● YOUR ASSIGNMENT:
Please find every line in the records below that contains the word "label", and copy it.

====== DATA FOR PROCESSING

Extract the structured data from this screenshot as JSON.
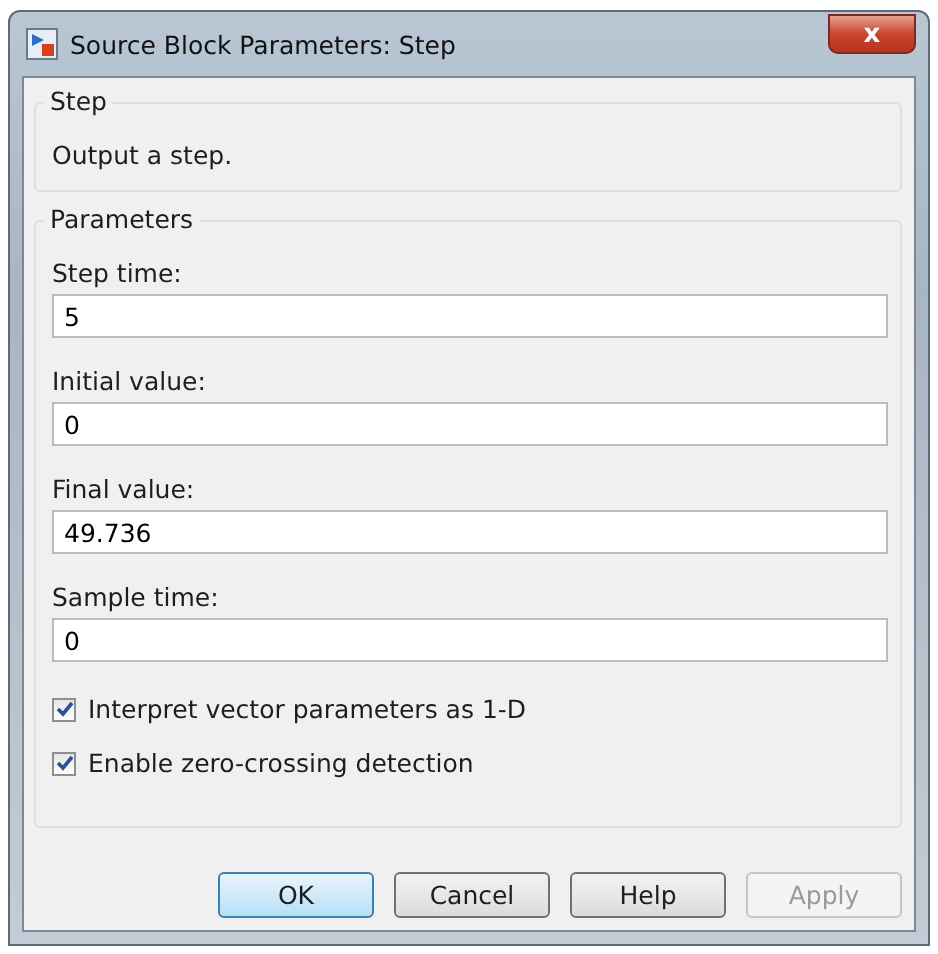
{
  "window": {
    "title": "Source Block Parameters: Step",
    "close": "x"
  },
  "description_group": {
    "title": "Step",
    "text": "Output a step."
  },
  "parameters_group": {
    "title": "Parameters",
    "fields": [
      {
        "label": "Step time:",
        "value": "5"
      },
      {
        "label": "Initial value:",
        "value": "0"
      },
      {
        "label": "Final value:",
        "value": "49.736"
      },
      {
        "label": "Sample time:",
        "value": "0"
      }
    ],
    "checkboxes": [
      {
        "label": "Interpret vector parameters as 1-D",
        "checked": true
      },
      {
        "label": "Enable zero-crossing detection",
        "checked": true
      }
    ]
  },
  "buttons": [
    {
      "label": "OK",
      "default": true,
      "disabled": false
    },
    {
      "label": "Cancel",
      "default": false,
      "disabled": false
    },
    {
      "label": "Help",
      "default": false,
      "disabled": false
    },
    {
      "label": "Apply",
      "default": false,
      "disabled": true
    }
  ]
}
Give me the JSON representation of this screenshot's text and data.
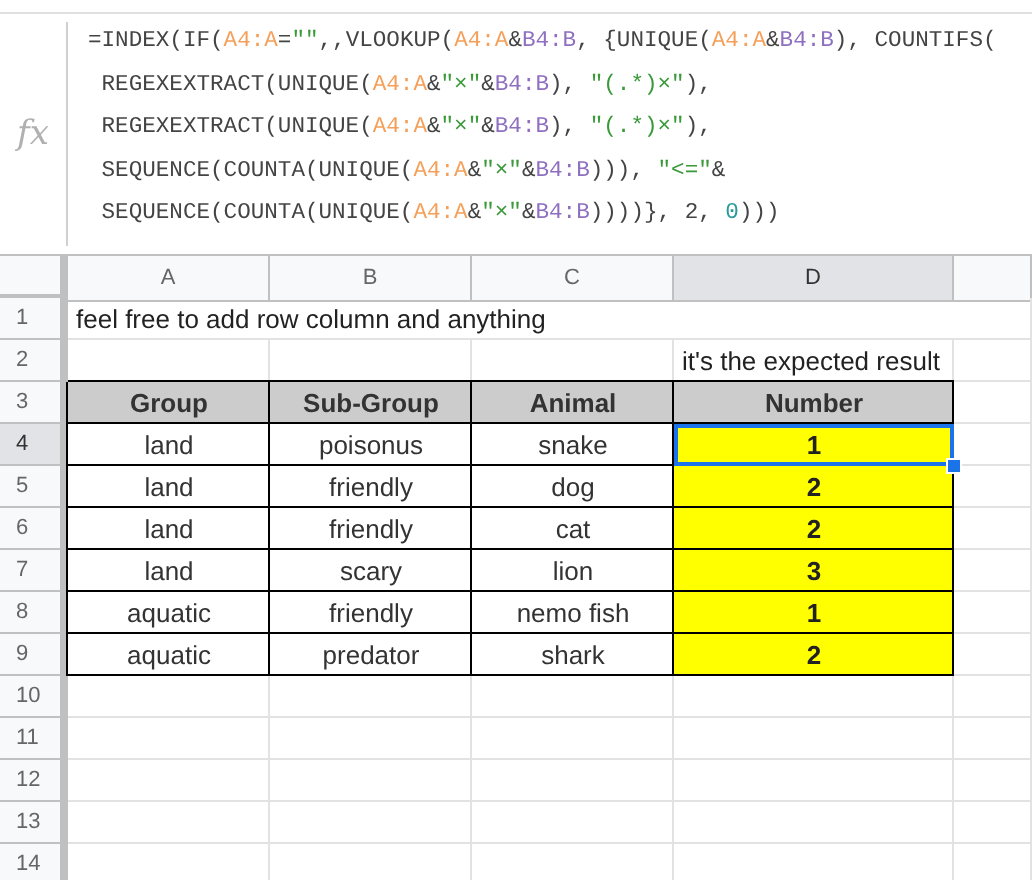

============

● SOLUTION BELOW:
        "label": "Step time:",
        "label": "Initial value:",
        "label": "Final value:",
        "label": "Sample time:",
        "label": "Interpret vector parameters as 1-D",
        "label": "Enable zero-crossing detection",
      "label": "OK",
      "label": "Cancel",
      "label": "Help",
      "label": "Apply",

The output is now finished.